What the exercise asks:
How many lines in this material include the string "body"? Answer with the number and nothing further.

Data extracts:
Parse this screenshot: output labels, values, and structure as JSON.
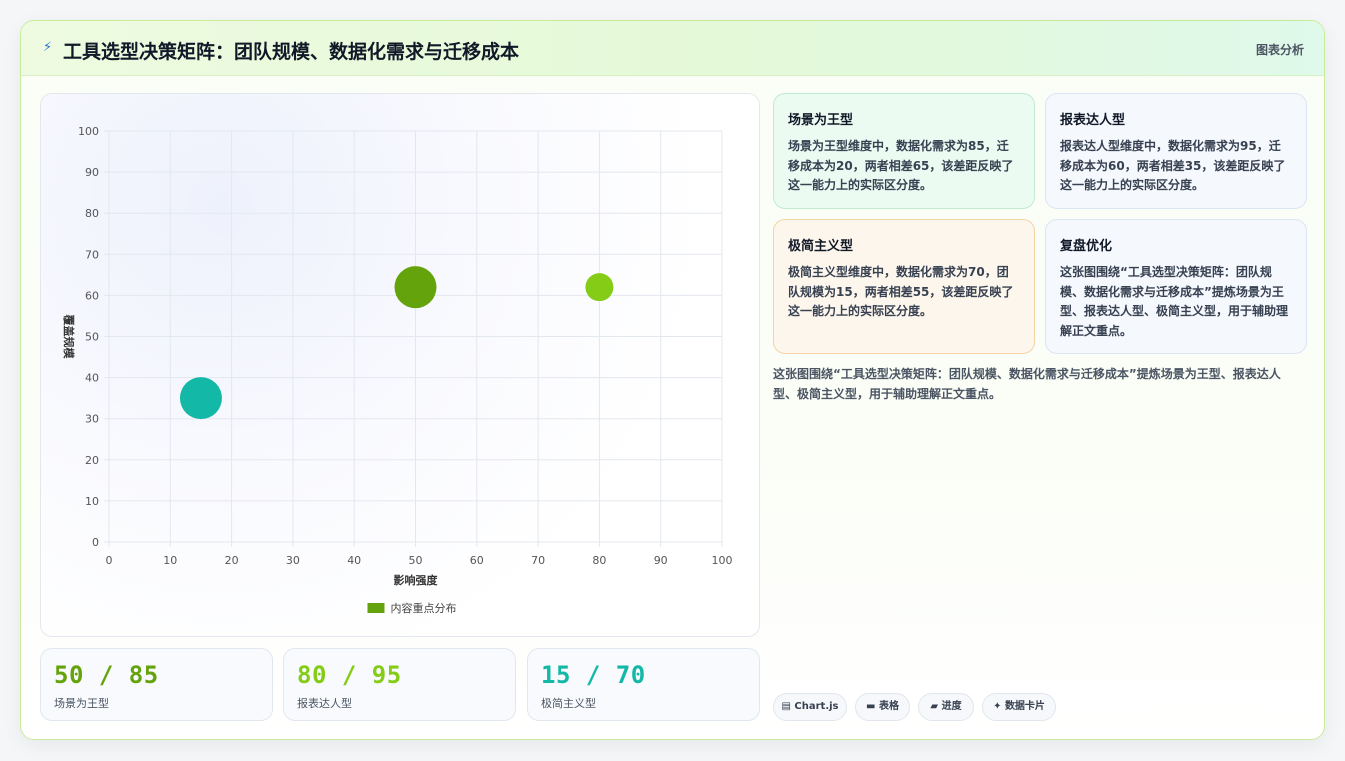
{
  "header": {
    "icon": "lightning-icon",
    "title": "工具选型决策矩阵：团队规模、数据化需求与迁移成本",
    "tag": "图表分析"
  },
  "chart_data": {
    "type": "scatter",
    "xlabel": "影响强度",
    "ylabel": "覆盖规模",
    "xlim": [
      0,
      100
    ],
    "ylim": [
      0,
      100
    ],
    "x_ticks": [
      0,
      10,
      20,
      30,
      40,
      50,
      60,
      70,
      80,
      90,
      100
    ],
    "y_ticks": [
      0,
      10,
      20,
      30,
      40,
      50,
      60,
      70,
      80,
      90,
      100
    ],
    "grid": true,
    "legend_position": "bottom",
    "legend": "内容重点分布",
    "legend_color": "#65a30d",
    "points": [
      {
        "x": 15,
        "y": 35,
        "r": 21,
        "color": "#14b8a6"
      },
      {
        "x": 50,
        "y": 62,
        "r": 21,
        "color": "#65a30d"
      },
      {
        "x": 80,
        "y": 62,
        "r": 14,
        "color": "#84cc16"
      }
    ]
  },
  "stats": [
    {
      "value": "50 / 85",
      "label": "场景为王型",
      "color": "#65a30d"
    },
    {
      "value": "80 / 95",
      "label": "报表达人型",
      "color": "#84cc16"
    },
    {
      "value": "15 / 70",
      "label": "极简主义型",
      "color": "#14b8a6"
    }
  ],
  "cards": [
    {
      "title": "场景为王型",
      "body": "场景为王型维度中，数据化需求为85，迁移成本为20，两者相差65，该差距反映了这一能力上的实际区分度。"
    },
    {
      "title": "报表达人型",
      "body": "报表达人型维度中，数据化需求为95，迁移成本为60，两者相差35，该差距反映了这一能力上的实际区分度。"
    },
    {
      "title": "极简主义型",
      "body": "极简主义型维度中，数据化需求为70，团队规模为15，两者相差55，该差距反映了这一能力上的实际区分度。"
    },
    {
      "title": "复盘优化",
      "body": "这张图围绕“工具选型决策矩阵：团队规模、数据化需求与迁移成本”提炼场景为王型、报表达人型、极简主义型，用于辅助理解正文重点。"
    }
  ],
  "summary": "这张图围绕“工具选型决策矩阵：团队规模、数据化需求与迁移成本”提炼场景为王型、报表达人型、极简主义型，用于辅助理解正文重点。",
  "chips": [
    {
      "icon": "chart-icon",
      "glyph": "▤",
      "label": "Chart.js"
    },
    {
      "icon": "table-icon",
      "glyph": "▬",
      "label": "表格"
    },
    {
      "icon": "progress-icon",
      "glyph": "▰",
      "label": "进度"
    },
    {
      "icon": "sparkle-icon",
      "glyph": "✦",
      "label": "数据卡片"
    }
  ]
}
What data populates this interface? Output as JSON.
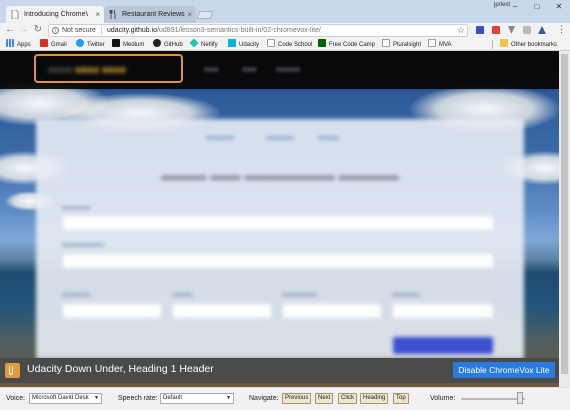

Output:
4